A lot was purchased from the Cowles estate, plans for a building adopted, and ground broken May 10, 1886. It had been voted by the town the year previous to celebrate the one hundredth anniversary of its incorporation the next October, and hence the appropriateness of dedicating the new hall at the same time.

The contract for erection was awarded to Solomon F. Linsley. The work was driven forward during the summer with all possible speed, but as early as October it was foreseen the building could not be completed in season for the Centennial ceremonies. Attention was then turned to finishing such portions of it as would be most needed on that occasion. A popular concert to be given as the inauguration of the joyful occasion, seemed to call especially for hall privileges, and consequently the upper floor was completed first
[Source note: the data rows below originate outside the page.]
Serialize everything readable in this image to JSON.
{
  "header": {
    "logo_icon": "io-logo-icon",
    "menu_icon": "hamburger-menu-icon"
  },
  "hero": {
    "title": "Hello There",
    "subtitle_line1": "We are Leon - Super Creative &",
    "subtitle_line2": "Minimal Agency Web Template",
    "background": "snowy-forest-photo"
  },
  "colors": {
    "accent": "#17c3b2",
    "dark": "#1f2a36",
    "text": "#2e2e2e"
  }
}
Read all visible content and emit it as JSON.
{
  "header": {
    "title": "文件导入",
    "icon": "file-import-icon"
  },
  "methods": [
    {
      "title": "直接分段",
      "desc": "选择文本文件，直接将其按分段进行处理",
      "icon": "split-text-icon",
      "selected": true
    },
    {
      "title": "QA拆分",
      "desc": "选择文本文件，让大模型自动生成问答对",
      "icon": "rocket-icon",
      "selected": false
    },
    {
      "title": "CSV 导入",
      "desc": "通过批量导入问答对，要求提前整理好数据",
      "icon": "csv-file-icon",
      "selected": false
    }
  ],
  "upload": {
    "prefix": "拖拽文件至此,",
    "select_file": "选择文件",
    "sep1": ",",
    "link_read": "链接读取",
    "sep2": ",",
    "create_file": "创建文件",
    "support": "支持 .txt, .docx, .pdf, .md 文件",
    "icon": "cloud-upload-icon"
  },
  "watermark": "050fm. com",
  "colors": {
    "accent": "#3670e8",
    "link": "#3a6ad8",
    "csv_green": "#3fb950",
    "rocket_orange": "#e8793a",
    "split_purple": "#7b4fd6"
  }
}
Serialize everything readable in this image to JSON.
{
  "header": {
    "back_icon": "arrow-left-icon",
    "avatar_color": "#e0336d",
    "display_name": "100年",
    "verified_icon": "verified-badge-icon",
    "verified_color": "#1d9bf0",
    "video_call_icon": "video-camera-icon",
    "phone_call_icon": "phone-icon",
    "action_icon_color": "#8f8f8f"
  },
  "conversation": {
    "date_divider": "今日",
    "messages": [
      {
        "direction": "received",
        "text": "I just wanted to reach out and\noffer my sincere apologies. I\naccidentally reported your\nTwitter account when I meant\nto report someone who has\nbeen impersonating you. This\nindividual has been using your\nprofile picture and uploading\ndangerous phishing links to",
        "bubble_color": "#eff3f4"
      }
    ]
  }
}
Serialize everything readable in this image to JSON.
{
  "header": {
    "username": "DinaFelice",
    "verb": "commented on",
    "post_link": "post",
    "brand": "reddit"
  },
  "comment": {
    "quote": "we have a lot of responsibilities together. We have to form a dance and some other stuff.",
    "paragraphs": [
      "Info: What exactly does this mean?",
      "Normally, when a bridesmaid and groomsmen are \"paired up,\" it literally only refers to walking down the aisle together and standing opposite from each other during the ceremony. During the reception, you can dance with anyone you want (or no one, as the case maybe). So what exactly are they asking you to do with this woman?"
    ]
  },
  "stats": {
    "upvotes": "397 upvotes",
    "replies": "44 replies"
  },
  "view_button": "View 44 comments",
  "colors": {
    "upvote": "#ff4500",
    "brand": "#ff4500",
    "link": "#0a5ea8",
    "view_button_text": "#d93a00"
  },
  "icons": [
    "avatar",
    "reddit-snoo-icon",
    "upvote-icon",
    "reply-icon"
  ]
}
The completed building was severely criticized for inadequately referencing its memorial purpose. Thorpe, quoted above, wrote that

As the building progressed it became more and more apparent that its chief promotors [sic] sought more a public edifice than a soldiers’ memorial, and the sequel abundantly proved it. No provision whatever was made for an assembling place or headquarters for the veterans, and for some three years after its completion the latter body was required to pay rent for holding its meetings in it.

When constructed, the front of the building featured the words “1886 Memorial Hall.” Thorpe felt that

To the stranger such is an indefinite inscription. So many memorial structures are erected from other than patriotic motives in this day, that the lack of specific statement, either by word or device, makes this pile valueless as an object lesson. Furthermore, even within its doors no emblem to denote its character is seen until a small marble tablet, six feet by three, set in the vestibule on the second floor is pointed out as containing the names of those who died in service during the Rebellion.

The veterans persisted in their efforts to erect a monument, and one was finally dedicated in 1905. Memorial Town Hall has continued in use, but has a completely different appearance from what was built in 1886. It was an eclectic Renaissance Revival/Neoclassical structure, designed by local builder-architect Solomon Fowler Linsley (1830-1901). With brick provided by I. L. Stiles & Son, a local company, it showcased the thriving brick industry of North Haven, which was then at its peak. The building’s current Colonial Revival look dates to a 1949 renovation. Memorial Town Hall also housed the Bradley Library, which became the North Haven Memorial Library in 1907 and moved to its own building in 1938.